Tag Archives: American pokeweed

American Pokeweed: Weed, Ornamental, or Herb?

mature pokeweed berries

A common sight in Virginia now are the purple berries hanging from green shrubs along the roadside. American pokeweed (Phytolacca americana) is an herbaceous perennial, considered a weed by most gardeners. Pokeweed is easy to find on roadsides, fields, and ditches. From summer to fall, pokeweed blooms small white flowers on peduncles (stems) making them stick out.

In the fall, the berries appear first as flatten green balls with a dimple in the center on hot pink racemes. Later, they inflate to deep purple, ΒΌ-inch balls on red racemes. The contrast of purple and red or green and pink is so pretty that pokeweed is often used for fall floral arrangements.

immature pokeweed berries

The plant itself lends to a small tree shape. It could be shaped into a striking, well-branched miniature “tree.” There are variegated varieties which are especially ornamental. I discovered ‘Silverstein’ at the outdoor gardens of the U.S. Botanic Garden in DC.

Pokeweed berries are attractive but it is important to know that all parts of the mature plant are poisonous. Some people even get rashes from touching the plant. If you have children or see pokeweed in areas where children frequent such as school playgrounds, you should remove the plants so they are not tempted to eat the purple berries. Pull the thick stems after a rain when the soil is loose and when the plants are young. Mature plants develop taproots, making them difficult to remove completely.

American pokeweed is a native American herb. Native Americans used the plant for medicinal purposes such as a cardiac stimulant, for cancer treatment, and for rheumatism, epilepsy, and neurological disorders. The young green shoots and leaves can be cooked and eaten like spinach or asparagus (only the young part, not the mature parts). The ink from the fruit was used as writing ink or clothes dye. The plant is an excellent source of food for birds, which is why it “pokes” up in so many places. This native American plant has a fascinating history in our American culture.

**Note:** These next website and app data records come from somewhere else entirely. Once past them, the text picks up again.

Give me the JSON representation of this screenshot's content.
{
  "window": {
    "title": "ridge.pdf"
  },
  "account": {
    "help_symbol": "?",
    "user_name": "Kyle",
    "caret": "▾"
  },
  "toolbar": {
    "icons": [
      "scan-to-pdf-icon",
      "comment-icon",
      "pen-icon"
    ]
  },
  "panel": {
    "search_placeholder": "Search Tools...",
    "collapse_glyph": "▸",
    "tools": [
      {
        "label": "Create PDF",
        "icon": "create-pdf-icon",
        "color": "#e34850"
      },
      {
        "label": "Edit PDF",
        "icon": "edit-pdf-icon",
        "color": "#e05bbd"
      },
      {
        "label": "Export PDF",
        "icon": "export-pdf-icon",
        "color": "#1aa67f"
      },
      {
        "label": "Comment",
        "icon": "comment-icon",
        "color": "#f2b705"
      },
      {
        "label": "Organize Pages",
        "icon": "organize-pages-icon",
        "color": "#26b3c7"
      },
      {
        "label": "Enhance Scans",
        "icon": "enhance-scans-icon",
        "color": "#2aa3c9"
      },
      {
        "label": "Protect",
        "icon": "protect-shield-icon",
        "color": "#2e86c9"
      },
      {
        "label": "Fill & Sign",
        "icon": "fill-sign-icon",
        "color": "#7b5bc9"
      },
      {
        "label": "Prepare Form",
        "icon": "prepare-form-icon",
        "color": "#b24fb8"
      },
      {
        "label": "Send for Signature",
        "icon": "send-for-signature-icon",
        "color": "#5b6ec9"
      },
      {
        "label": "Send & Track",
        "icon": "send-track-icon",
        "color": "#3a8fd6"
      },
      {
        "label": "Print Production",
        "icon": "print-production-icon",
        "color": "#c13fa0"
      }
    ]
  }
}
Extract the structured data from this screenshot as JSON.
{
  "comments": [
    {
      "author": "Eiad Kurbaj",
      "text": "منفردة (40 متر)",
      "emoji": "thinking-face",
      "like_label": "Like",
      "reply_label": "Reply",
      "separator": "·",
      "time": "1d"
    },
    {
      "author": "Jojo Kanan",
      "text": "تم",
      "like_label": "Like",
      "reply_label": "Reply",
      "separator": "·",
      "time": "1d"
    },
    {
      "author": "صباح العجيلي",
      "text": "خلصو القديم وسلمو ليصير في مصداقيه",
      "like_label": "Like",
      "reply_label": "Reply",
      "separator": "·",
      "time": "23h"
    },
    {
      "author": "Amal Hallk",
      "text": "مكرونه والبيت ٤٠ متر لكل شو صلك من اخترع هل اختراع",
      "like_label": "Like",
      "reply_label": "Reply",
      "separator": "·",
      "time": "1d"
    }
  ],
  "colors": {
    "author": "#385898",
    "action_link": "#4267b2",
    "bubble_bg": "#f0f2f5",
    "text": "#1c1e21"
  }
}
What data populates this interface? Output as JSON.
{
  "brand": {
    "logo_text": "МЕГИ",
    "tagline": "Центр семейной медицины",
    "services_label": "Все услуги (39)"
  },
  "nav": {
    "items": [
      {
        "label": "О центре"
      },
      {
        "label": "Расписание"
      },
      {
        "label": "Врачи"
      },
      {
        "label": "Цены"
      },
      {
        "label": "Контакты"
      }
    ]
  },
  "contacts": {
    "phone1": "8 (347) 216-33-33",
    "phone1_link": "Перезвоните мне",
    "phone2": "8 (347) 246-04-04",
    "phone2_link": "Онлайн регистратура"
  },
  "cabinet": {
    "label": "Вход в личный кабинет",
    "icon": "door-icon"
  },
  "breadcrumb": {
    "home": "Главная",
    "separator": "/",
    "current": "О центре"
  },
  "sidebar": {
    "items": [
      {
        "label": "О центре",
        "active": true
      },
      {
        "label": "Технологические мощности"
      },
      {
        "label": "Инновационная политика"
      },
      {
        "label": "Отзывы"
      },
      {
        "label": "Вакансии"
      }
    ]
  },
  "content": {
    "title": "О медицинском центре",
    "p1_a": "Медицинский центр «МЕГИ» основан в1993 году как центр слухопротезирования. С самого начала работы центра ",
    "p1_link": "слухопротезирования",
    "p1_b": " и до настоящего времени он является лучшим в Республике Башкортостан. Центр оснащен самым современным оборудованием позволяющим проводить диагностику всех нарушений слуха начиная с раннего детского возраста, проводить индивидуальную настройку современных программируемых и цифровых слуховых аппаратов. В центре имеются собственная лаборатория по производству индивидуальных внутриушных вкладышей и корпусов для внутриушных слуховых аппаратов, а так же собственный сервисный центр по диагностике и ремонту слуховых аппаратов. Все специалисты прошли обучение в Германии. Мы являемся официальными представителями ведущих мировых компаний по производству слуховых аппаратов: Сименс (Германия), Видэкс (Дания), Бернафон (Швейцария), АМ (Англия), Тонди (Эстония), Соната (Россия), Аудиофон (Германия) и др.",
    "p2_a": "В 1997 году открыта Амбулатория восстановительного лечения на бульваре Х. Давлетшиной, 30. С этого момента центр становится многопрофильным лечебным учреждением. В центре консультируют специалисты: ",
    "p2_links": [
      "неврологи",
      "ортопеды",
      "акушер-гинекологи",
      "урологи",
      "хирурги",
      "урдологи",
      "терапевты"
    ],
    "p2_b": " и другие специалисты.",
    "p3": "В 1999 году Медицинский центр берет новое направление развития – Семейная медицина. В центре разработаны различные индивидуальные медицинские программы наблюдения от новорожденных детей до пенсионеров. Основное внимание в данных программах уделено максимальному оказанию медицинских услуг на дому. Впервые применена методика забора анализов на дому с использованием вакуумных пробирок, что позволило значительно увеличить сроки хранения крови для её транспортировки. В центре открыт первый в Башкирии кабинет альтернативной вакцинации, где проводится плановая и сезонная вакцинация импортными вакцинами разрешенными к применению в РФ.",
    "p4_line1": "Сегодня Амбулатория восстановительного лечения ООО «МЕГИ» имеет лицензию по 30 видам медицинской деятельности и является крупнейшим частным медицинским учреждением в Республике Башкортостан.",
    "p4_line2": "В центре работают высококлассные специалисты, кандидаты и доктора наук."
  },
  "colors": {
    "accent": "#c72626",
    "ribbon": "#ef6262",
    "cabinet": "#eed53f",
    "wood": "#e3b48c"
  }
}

When pokeberry appears in your garden, consider its many uses. You can treat it like a weed and remove it or keep it as a native plant and let the birds enjoy the berries.

A variegated form called “Silverstein’ at the U.S. Botanic Garden